Donnie Tillman - If you are the owner what are some signs you should look for at home?
Dr. Siragusa - At home, you're going to actually see the pet will have a ravenous appetite. The pet will be really hungry. They'll also be urinating a lot, which means flooding the litter box. It gets really full. They also have increased thirst, which means some of the kitties will sit by the water bowl. They can become anorexic if left untreated. They can also end up losing alot of weight. They can end up in a coma or dead if you don't get them in.
Donnie Tillman - As far as treatments, there's obviously insulin, but how do you treat a cat when it's first diagnosed with diabetes?

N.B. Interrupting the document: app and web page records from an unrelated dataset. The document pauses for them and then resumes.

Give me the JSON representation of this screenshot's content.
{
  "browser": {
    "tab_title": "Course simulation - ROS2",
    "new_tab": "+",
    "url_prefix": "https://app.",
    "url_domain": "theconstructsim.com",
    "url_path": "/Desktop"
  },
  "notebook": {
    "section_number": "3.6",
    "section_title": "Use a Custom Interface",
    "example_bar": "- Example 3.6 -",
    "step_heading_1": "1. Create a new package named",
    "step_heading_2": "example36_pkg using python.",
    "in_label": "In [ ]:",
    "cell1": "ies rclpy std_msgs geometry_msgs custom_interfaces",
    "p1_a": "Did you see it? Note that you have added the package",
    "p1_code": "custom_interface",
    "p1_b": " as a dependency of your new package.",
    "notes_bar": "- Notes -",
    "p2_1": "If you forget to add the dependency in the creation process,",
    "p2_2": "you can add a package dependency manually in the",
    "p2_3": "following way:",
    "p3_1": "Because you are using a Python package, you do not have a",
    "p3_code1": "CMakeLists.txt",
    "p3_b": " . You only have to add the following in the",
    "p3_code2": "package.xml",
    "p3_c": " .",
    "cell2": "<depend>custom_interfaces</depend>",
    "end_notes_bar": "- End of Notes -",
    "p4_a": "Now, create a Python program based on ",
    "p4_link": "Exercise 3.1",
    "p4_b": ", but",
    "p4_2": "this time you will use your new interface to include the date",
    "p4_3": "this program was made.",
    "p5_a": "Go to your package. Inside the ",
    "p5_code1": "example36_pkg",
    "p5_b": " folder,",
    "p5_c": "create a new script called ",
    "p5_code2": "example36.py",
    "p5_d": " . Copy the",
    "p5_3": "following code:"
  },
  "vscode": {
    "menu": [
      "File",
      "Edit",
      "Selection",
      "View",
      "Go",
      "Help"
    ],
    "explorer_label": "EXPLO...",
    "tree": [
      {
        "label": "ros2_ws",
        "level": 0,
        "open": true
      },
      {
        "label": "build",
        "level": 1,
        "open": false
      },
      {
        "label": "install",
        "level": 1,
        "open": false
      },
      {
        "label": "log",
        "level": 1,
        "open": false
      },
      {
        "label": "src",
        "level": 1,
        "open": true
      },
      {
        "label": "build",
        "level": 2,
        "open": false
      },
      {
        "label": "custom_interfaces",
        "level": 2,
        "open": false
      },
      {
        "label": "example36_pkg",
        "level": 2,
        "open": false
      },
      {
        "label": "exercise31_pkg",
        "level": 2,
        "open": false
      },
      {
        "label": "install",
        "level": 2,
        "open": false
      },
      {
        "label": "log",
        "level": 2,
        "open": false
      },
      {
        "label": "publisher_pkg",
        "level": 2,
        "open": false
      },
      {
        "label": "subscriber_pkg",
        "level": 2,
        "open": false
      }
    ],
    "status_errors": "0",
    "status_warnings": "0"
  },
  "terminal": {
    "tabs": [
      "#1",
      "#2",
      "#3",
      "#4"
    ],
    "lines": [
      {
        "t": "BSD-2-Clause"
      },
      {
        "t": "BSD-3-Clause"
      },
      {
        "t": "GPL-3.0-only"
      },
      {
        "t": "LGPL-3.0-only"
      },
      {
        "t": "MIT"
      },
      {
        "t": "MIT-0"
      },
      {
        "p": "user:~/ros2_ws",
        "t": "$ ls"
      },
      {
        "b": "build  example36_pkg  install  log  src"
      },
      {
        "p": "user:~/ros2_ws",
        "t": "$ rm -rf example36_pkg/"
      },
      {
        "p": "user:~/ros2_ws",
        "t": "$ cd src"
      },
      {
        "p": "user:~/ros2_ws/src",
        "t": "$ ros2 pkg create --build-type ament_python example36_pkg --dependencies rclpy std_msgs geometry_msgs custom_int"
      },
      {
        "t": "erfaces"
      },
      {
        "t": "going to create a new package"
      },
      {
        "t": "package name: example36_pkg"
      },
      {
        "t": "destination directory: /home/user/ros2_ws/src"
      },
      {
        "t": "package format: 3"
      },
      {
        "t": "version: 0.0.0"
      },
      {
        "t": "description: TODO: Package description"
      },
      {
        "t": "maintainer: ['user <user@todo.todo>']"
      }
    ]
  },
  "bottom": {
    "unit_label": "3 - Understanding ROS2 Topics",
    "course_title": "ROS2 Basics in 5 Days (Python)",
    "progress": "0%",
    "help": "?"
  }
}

Dr. Siragusa - If you diagnose it early, that's best, and we end up definitely doing insulin therapy which is twice a day insulin injections roughly twelve hours apart. Then, we will also do dietary modification. That is probably the most important thing. The main thing is the diet, getting them on the correct diet and doing the early insulin injections. There's a chance that, down the road, some of those cats can actually stop their insulin injections, but you want to make sure they continue on with the diet.
Donnie Tillman - Doctor Siragusa, we appreciate the tips. If you have any questions about your pet, visit your local veterinarian and tune in for next week's pet check.